If you already have any interest whatsoever in playing Inside, stop reading this right now and play the game. The less you know about it going in, the better. Just sit down and enjoy the experience.

Inside is a short (~4hr) play that presents as compelling a case as any I’ve seen for why video games are a unique storytelling medium. The gameplay mechanics you’ll recognize: you walk/run from left to right, you jump, you interact a little with the environment, you avoid enemies. In lame-o terms, it’s a 2D platformer, like Super Mario Bros.
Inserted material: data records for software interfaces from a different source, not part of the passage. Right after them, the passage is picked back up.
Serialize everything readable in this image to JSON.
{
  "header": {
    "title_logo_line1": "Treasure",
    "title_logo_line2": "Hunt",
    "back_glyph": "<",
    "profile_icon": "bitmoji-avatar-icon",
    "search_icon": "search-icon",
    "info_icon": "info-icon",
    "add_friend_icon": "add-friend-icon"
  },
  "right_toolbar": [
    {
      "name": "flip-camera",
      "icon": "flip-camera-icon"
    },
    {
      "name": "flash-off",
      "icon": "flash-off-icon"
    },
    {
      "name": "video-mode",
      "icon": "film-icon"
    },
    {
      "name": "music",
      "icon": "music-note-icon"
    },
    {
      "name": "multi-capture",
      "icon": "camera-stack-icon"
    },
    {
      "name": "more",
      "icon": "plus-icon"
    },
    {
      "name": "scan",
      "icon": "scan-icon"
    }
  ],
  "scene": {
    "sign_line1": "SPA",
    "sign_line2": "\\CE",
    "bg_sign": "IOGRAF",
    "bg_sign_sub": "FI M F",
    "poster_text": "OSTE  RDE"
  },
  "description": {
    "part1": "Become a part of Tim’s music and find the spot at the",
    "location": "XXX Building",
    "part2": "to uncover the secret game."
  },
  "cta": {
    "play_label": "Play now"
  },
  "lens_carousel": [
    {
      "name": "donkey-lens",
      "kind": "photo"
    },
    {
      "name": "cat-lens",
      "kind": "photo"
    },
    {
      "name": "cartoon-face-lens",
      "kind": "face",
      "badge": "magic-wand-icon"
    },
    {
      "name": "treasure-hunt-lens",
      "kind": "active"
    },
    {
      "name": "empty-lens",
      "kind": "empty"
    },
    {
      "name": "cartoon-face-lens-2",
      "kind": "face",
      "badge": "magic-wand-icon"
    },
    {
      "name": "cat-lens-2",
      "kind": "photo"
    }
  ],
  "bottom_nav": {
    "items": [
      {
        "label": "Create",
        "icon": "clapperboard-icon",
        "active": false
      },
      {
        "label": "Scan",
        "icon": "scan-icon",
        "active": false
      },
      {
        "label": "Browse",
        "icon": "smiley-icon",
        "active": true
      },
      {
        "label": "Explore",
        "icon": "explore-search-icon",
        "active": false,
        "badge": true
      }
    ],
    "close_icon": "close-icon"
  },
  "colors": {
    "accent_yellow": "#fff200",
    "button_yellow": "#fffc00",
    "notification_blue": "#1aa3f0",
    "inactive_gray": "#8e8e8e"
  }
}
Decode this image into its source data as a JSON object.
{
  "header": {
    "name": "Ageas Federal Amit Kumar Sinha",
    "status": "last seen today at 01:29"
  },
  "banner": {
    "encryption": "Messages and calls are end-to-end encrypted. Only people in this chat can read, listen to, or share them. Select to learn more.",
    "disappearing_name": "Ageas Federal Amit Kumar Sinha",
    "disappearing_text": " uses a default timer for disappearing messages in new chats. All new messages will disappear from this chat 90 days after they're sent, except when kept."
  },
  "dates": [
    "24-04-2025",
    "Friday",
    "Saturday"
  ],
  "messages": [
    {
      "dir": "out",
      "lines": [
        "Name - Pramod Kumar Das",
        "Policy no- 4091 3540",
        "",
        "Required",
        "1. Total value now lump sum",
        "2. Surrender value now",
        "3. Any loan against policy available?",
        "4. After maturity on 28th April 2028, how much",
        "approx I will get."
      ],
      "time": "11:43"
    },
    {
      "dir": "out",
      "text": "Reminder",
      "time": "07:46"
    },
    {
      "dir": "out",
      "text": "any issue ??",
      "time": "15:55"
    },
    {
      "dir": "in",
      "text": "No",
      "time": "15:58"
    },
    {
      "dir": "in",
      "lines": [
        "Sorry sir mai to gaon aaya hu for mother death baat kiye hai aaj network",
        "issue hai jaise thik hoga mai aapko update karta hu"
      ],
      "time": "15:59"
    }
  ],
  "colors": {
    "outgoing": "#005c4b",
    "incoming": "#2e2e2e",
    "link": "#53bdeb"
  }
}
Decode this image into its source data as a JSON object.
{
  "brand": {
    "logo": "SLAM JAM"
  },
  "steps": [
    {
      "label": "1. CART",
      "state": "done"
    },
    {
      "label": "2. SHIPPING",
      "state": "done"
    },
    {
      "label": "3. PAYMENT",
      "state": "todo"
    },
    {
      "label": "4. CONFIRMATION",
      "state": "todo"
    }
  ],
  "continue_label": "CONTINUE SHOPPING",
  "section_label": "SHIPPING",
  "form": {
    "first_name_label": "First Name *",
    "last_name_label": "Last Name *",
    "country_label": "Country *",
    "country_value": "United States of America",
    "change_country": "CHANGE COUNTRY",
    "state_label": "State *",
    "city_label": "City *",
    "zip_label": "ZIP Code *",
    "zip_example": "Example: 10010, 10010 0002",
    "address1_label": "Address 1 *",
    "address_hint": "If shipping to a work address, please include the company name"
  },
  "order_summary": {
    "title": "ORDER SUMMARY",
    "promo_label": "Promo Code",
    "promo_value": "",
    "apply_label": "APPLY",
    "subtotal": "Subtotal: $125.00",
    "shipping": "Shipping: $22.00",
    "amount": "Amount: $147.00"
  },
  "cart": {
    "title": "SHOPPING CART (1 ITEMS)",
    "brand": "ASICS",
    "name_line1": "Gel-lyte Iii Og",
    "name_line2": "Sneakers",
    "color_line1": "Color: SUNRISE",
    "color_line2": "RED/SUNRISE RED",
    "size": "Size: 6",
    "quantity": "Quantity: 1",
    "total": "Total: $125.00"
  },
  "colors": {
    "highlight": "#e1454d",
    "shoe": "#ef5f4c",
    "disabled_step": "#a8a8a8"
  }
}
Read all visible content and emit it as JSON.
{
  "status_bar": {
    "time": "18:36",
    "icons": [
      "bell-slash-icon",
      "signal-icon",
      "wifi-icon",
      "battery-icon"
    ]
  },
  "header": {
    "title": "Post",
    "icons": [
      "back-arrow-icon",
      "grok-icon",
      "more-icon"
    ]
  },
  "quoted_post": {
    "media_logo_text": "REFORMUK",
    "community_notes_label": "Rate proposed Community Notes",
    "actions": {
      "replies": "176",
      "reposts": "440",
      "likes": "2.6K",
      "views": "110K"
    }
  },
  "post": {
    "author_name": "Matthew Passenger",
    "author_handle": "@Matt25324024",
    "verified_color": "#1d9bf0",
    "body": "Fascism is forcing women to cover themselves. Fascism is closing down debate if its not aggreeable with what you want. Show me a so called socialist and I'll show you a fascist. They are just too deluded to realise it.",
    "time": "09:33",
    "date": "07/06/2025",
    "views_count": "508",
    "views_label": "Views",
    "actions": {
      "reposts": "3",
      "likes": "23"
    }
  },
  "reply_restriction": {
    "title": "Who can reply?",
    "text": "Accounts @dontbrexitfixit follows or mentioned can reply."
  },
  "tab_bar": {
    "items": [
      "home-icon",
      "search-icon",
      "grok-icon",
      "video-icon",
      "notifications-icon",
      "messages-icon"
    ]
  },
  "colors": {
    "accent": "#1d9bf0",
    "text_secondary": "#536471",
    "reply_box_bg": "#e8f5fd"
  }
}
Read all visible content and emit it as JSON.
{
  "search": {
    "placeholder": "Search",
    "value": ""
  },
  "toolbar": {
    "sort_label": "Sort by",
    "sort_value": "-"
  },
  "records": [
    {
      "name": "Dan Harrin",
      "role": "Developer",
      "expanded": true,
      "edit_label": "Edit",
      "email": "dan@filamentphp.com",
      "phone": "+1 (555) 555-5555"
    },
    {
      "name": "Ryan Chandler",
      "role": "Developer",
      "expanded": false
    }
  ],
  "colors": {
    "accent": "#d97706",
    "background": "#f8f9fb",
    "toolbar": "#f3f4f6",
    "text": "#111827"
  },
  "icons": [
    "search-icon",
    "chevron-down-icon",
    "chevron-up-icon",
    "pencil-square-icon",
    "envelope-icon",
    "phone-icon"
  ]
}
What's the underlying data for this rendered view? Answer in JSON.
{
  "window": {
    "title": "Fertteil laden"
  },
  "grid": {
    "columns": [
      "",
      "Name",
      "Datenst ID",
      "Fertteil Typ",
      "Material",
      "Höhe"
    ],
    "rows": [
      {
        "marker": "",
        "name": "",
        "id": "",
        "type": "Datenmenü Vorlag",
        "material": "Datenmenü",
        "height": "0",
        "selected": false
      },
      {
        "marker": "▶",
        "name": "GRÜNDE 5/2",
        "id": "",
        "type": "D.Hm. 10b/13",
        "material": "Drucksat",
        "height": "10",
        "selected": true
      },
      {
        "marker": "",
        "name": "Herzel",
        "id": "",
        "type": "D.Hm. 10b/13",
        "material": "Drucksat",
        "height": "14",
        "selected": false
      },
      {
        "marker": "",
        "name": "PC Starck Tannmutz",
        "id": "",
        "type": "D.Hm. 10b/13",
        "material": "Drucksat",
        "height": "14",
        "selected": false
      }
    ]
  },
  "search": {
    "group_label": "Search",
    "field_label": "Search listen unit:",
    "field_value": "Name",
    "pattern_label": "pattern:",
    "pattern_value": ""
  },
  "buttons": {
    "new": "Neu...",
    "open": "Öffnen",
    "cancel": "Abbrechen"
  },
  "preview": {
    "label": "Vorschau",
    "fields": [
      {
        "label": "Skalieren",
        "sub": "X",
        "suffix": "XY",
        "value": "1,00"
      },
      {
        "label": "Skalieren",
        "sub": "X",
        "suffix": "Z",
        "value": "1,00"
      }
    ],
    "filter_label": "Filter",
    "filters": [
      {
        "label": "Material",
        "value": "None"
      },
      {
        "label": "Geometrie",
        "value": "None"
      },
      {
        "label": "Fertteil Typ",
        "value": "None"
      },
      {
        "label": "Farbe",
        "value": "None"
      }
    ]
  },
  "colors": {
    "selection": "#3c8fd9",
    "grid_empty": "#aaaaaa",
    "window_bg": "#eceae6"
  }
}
But what is so remarkable about Inside is that it embeds meaningfulness into these actions, the walking and jumping and such. There is a rich world all around you, mysterious and dangerous and sad and sometimes strangely hopeful, and your simple progression from left to right tells a powerful tale. You will see things that make you pause in order to absorb what is happening, views that stop you from breathing for a second, moments that convey incredible, conflicting emotions.


It does all this without uttering a single word. There is brilliant environmental storytelling, and brilliant co-opting and subversion of the player’s actions to tell the story. It is a linear experience, but every beat feels earned and like it is deliberately the result of your actions. Despite being so short, the game took something like six years to make, and it shows in the care and detail of every single moment in the game. Nothing is wasted or repeated here.

In short, Inside is a marvel, and to tell you any specifics of the plot would be to ruin the best part of the experience. Holy hell do things happen in this game, and they stay with you after you put down the controller. It is the video game I will introduce to any friends who are willing to listen to me that games are an important new narrative medium.

Go play Inside. Please.